However, with wool products there is a higher likelihood of the material stretching or shrinking and losing its shape after repeated washes. All materials have pros and cons and whilst I haven’t seen complaints about the Smart Wool socks losing shape over time, it is worth considering.
The abundance of merino wool in this sock is great for preventing odour issues as wool has anti-microbacterial properties.
Despite having lots of material, these socks dry much quicker than expected. Although wool can lose its shape after washing, that hasn’t been an issue with these Smart Wool socks so far.
For something more traditional and protective, the Smart Wool sock is a great choice. The sock offers cosy protection for your feet all year long.
Others to consider
YUEDGE Men’s 5 Pairs Wicking Breathable Cushion Comfortable Casual Crew Socks Multi Performance Walking Athletic Socks
An entry-level sock – but one not to be discounted
If you’re just getting started with outdoor pursuits, I’m sure you’ll have noticed how quickly the cost of everything starts to add up – so you might be looking for something a little more budget-friendly in your sock.
The Yuedge sock is surprisingly comfortable thanks to the decent layer of cushioning all around the sock. If there are any points where your boots rub or feel uncomfortable, the Yuedge socks will do a good job of padding out any discomfort.
However, wearing these socks for long periods of time wouldn’t be recommended. They are a cotton blend, so there’s a higher chance of blisters occurring do to the moisture management of the fabric.
When it comes to temperature regulation, these socks will keep your feet warm or cool as long you aren’t engaging in long periods of exercise… Which can be a problem if you’re looking for a sock for backpacking or hiking.
But they do the job for shorter bursts. They definitely keep your feet warm, but the lack of wool to wick away moisture means that the dampness can soon make your feet cold.
There is a mesh ventilation system on the top of the sock as well to help with air circulation however, it isn’t as good as some of the other socks we looked at.
The main thing to acknowledge is that the sock is made from a cotton blend which is a material that is less durable than wool.
In terms of the construction, the loose threads inside the sock raise some concerns about potential weaknesses in the workmanship. Other than that there weren’t any major concerns about the durability of the sock. It certainly feels like the least well-constructed sock that we reviewed but that stands as a testament to the quality of the other socks.
Cotton absorbs moisture so after a while, these socks might start to have issues with odor as sweat is absorbed into the fabric.

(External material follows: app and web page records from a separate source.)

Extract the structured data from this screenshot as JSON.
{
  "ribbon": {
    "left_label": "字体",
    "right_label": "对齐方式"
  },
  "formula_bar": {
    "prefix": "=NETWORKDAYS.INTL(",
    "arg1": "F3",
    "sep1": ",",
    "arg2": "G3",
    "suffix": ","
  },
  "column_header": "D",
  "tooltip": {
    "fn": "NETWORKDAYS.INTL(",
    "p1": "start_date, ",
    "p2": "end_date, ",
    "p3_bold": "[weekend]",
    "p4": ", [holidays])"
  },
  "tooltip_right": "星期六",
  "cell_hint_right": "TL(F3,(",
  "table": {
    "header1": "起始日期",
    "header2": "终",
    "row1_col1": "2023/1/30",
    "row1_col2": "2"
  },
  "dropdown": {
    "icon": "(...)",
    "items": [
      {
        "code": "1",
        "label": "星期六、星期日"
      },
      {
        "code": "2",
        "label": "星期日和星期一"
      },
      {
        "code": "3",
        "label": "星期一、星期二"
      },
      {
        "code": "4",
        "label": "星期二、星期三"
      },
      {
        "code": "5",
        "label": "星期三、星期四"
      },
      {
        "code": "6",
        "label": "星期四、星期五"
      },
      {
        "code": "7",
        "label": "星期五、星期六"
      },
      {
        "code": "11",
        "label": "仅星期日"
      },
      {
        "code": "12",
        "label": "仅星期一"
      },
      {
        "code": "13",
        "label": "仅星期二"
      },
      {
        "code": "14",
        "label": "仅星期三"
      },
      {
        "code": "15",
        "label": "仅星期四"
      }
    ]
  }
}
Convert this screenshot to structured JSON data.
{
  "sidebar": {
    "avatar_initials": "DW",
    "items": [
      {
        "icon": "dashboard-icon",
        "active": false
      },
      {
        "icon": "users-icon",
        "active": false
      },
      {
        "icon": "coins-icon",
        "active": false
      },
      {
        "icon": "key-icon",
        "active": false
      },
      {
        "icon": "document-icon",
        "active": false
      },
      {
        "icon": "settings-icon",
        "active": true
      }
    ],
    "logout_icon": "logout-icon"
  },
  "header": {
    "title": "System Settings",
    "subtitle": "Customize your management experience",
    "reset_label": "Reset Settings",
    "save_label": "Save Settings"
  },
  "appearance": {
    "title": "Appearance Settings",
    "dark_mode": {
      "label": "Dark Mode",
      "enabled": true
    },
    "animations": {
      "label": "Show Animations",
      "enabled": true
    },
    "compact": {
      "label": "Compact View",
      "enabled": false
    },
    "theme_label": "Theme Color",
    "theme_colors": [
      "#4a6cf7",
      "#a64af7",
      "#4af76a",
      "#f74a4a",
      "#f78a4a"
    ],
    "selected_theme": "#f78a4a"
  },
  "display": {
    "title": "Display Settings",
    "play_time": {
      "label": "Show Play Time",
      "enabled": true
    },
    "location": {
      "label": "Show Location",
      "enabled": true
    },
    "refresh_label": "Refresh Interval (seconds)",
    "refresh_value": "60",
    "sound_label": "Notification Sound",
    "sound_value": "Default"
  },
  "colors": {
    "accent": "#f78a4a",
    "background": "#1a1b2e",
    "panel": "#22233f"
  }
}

However, this is a pack of five socks so you have multiple socks to choose from rather than having to reuse the same sock.
The Yuedge sock took the longest to dry by some distance – about twice as long as the other socks made from more appropriate fabrics like the Smart Wool sock.
These socks aren’t a good choice for serious backpackers. However, if you want a few spare pairs to throw into your bag for day hikes, or for wearing at the campsite when you want to be warm but aren’t planning long-distance walking, these are a good option to consider.
Wrapping up our walking socks review
So overall, my favourite sock that we reviewed and the one I would personally recommend is the Bridgedale. It offers great targeted padding which provides support and comfort whilst also utilising features like mesh ventilation to keep your feet cool and dry.
A close runner-up was the Darn Toughs, which I know from other people’s experiences are a reliable sock that would be a good choice for colder trips rather than the Bridgedale.
The Injinji socks are certainly something different but don’t be fooled into thinking they aren’t a good pair of socks beyond their novelty. The Smart Wool socks are really a great example of a more traditional style and finally, the Yuedge socks might not be an ideal choice for serious hikers or hillwalkers but they definitely provide a useful purpose for the right person.